There continue to be bold calls for increasing democratic practices within SLCE, including through this venue of the SLCE-FDP. As we ask faculty to engage in democratic ways with community members and with their students, it is important that we design faculty development programming that models these principles. Faculty development around SLCE should not happen solely within the confines of an academic institution. Offering ways for faculty to connect out in the community, to meet with community organizations in community settings, and to engage in dialogue about community issues helps individuals from campus and community come together on equal footing and build upon one another’s strengths, thus laying the groundwork for significant and sustainable democratic partnerships.

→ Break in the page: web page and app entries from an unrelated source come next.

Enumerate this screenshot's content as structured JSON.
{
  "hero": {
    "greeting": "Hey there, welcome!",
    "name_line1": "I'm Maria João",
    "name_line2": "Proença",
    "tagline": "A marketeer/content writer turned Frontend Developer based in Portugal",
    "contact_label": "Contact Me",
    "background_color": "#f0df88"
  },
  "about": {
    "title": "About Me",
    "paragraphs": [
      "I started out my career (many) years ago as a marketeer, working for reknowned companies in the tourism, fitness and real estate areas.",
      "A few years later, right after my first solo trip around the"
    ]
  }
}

Hicks, T., Seymour, L., & Puppo, A. (2015). Democratic relationships in service-learning: Moving beyond traditional faculty, student, and community partner roles. Michigan Journal of Community Service Learning, 22(1), 105-109.

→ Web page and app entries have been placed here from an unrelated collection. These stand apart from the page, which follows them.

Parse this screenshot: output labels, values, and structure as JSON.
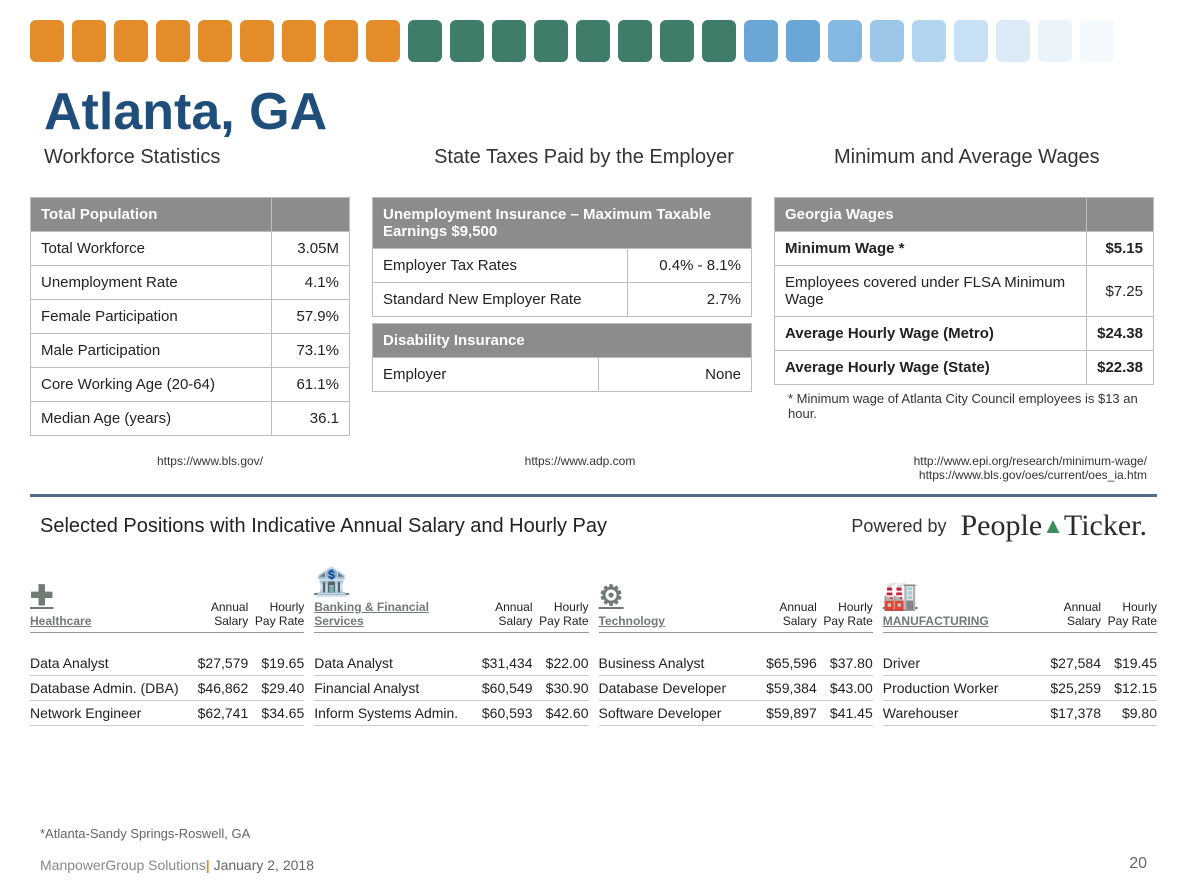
{
  "header": {
    "title": "Atlanta, GA",
    "sub1": "Workforce Statistics",
    "sub2": "State Taxes Paid by the Employer",
    "sub3": "Minimum and Average Wages",
    "bar_colors": [
      "#e48b2a",
      "#e48b2a",
      "#e48b2a",
      "#e48b2a",
      "#e48b2a",
      "#e48b2a",
      "#e48b2a",
      "#e48b2a",
      "#e48b2a",
      "#3f7d6a",
      "#3f7d6a",
      "#3f7d6a",
      "#3f7d6a",
      "#3f7d6a",
      "#3f7d6a",
      "#3f7d6a",
      "#3f7d6a",
      "#6aa6d6",
      "#6aa6d6",
      "#84b8e0",
      "#9cc7e8",
      "#b4d5ef",
      "#c9e1f4",
      "#dceaf7",
      "#eaf3fa",
      "#f4f9fd"
    ]
  },
  "workforce": {
    "header": "Total Population",
    "rows": [
      {
        "label": "Total Workforce",
        "value": "3.05M"
      },
      {
        "label": "Unemployment Rate",
        "value": "4.1%"
      },
      {
        "label": "Female Participation",
        "value": "57.9%"
      },
      {
        "label": "Male Participation",
        "value": "73.1%"
      },
      {
        "label": "Core Working Age (20-64)",
        "value": "61.1%"
      },
      {
        "label": "Median Age (years)",
        "value": "36.1"
      }
    ]
  },
  "taxes": {
    "ui_header": "Unemployment Insurance – Maximum Taxable Earnings $9,500",
    "ui_rows": [
      {
        "label": "Employer Tax Rates",
        "value": "0.4% - 8.1%"
      },
      {
        "label": "Standard New Employer Rate",
        "value": "2.7%"
      }
    ],
    "di_header": "Disability Insurance",
    "di_rows": [
      {
        "label": "Employer",
        "value": "None"
      }
    ]
  },
  "wages": {
    "header": "Georgia Wages",
    "rows": [
      {
        "label": "Minimum Wage *",
        "value": "$5.15",
        "bold": true
      },
      {
        "label": "Employees covered under FLSA Minimum Wage",
        "value": "$7.25",
        "bold": false
      },
      {
        "label": "Average Hourly Wage (Metro)",
        "value": "$24.38",
        "bold": true
      },
      {
        "label": "Average Hourly Wage (State)",
        "value": "$22.38",
        "bold": true
      }
    ],
    "footnote": "* Minimum wage of Atlanta City Council employees is $13 an hour."
  },
  "sources": {
    "s1": "https://www.bls.gov/",
    "s2": "https://www.adp.com",
    "s3a": "http://www.epi.org/research/minimum-wage/",
    "s3b": "https://www.bls.gov/oes/current/oes_ia.htm"
  },
  "positions": {
    "heading": "Selected Positions with Indicative Annual Salary and Hourly Pay",
    "powered_label": "Powered by",
    "logo_text": "People▲Ticker.",
    "col_annual": "Annual Salary",
    "col_hourly": "Hourly Pay Rate",
    "sectors": [
      {
        "name": "Healthcare",
        "icon": "✚",
        "rows": [
          {
            "name": "Data Analyst",
            "salary": "$27,579",
            "rate": "$19.65"
          },
          {
            "name": "Database Admin. (DBA)",
            "salary": "$46,862",
            "rate": "$29.40"
          },
          {
            "name": "Network Engineer",
            "salary": "$62,741",
            "rate": "$34.65"
          }
        ]
      },
      {
        "name": "Banking & Financial Services",
        "icon": "🏦",
        "rows": [
          {
            "name": "Data Analyst",
            "salary": "$31,434",
            "rate": "$22.00"
          },
          {
            "name": "Financial Analyst",
            "salary": "$60,549",
            "rate": "$30.90"
          },
          {
            "name": "Inform Systems Admin.",
            "salary": "$60,593",
            "rate": "$42.60"
          }
        ]
      },
      {
        "name": "Technology",
        "icon": "⚙",
        "rows": [
          {
            "name": "Business Analyst",
            "salary": "$65,596",
            "rate": "$37.80"
          },
          {
            "name": "Database Developer",
            "salary": "$59,384",
            "rate": "$43.00"
          },
          {
            "name": "Software Developer",
            "salary": "$59,897",
            "rate": "$41.45"
          }
        ]
      },
      {
        "name": "MANUFACTURING",
        "icon": "🏭",
        "rows": [
          {
            "name": "Driver",
            "salary": "$27,584",
            "rate": "$19.45"
          },
          {
            "name": "Production Worker",
            "salary": "$25,259",
            "rate": "$12.15"
          },
          {
            "name": "Warehouser",
            "salary": "$17,378",
            "rate": "$9.80"
          }
        ]
      }
    ]
  },
  "footer": {
    "geo_note": "*Atlanta-Sandy Springs-Roswell, GA",
    "brand": "ManpowerGroup Solutions",
    "date": "January 2, 2018",
    "page": "20"
  }
}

Keith, N. (2016). Cultivating practitioners of democratic civic engagement. Michigan Journal of Community Service Learning, 23(1), 15-36.
Promise Zones Overview. (n.d.). Retrieved from https://www.hudexchange.info/programs/promise-zones/promise-zones-overview/
Siemers, C. K., Harrison, B., Clayton, P. H., & Stanley, T. A. (2015). Engaging place as partner. Michigan Journal of Community Service Learning, 22(1), 101-105.
Zlotkowski, E. (2015). Twenty years and counting: A framing essay. Michigan Journal of Community Service Learning, 22(1), 82-86.
MORGAN STUDER (email@example.com) is the director of Faculty and Community Resources with the Center for Service and Learning at Indiana University-Purdue University Indianapolis (IUPUI). In that capacity she consults with faculty on service-learning course design, develops and leads faculty development workshops and programs, and manages the Service Learning Assistant scholarship program. With a background in Philanthropic Studies and nonprofit management, Morgan’s current interests are in community-campus partnership development and leveraging Community Work-Study as civic engagement.
MELISSA BENTON (firstname.lastname@example.org) is the community development officer for the John Boner Neighborhood Centers (JBNC). In this role she coordinates the numerous community development initiatives of the JBNC as well as capital building projects and grant activities. Melissa also coordinates and manages special projects for JBNC, including the IndyEast Promise Zone. Melissa and the community development team work to ensure that all JBNC programs and services are aligned with the community’s Quality of Life Plan.
CHRISTIAN ROGERS (email@example.com) is an assistant professor in Computer Graphics Technology in the Purdue School of Engineering & Technology at Indiana University-Purdue University Indianapolis (IUPUI). He teaches courses ranging from the fundamentals of video production to advanced motion design. His research interests include media theory, experiential learning, and pervasive technology in the area of STEM education.
MICHELLE QUIRKE (firstname.lastname@example.org) is an adjunct professor in University College at Indiana University-Purdue University Indianapolis (IUPUI). She is a registered dental hygienist and a program manager for the Indiana STEM LSAMP project, which is funded through the National Science Foundation. Previously, she was a visiting clinical assistant professor in the Indiana University School of Dentistry and taught introduction to dental hygiene, radiology, and community dental health.